[[ MATERIAL FOR THE TASK open ]]

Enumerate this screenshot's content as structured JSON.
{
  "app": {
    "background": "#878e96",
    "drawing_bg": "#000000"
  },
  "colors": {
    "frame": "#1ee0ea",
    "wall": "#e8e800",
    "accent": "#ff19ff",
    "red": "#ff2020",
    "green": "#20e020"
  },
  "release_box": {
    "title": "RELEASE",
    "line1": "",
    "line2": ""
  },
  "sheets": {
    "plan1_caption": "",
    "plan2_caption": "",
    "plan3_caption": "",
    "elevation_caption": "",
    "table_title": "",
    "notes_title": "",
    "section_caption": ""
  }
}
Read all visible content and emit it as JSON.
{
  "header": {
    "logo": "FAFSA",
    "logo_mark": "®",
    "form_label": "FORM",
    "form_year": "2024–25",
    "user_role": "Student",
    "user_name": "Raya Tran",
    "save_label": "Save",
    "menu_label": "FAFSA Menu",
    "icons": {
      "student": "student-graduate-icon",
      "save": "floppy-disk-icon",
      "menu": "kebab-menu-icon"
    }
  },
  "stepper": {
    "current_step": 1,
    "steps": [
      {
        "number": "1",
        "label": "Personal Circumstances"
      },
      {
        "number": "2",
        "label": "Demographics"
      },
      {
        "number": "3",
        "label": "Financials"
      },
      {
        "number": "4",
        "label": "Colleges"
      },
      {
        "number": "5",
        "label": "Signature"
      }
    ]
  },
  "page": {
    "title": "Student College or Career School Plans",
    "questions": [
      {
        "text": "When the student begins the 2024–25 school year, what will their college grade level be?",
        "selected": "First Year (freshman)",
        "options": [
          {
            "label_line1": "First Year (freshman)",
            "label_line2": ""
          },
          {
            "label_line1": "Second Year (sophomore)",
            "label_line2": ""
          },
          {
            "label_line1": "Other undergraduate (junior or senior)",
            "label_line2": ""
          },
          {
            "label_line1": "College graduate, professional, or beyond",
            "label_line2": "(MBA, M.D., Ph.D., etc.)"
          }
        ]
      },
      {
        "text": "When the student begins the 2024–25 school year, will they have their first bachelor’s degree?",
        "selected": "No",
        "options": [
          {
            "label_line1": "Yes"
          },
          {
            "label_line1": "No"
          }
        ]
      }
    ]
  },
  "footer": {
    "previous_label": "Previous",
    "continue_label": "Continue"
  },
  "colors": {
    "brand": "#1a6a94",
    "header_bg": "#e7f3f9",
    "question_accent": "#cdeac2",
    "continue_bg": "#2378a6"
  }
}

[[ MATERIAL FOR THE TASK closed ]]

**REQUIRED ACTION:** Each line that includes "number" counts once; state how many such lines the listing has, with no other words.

**SOLUTION:** 5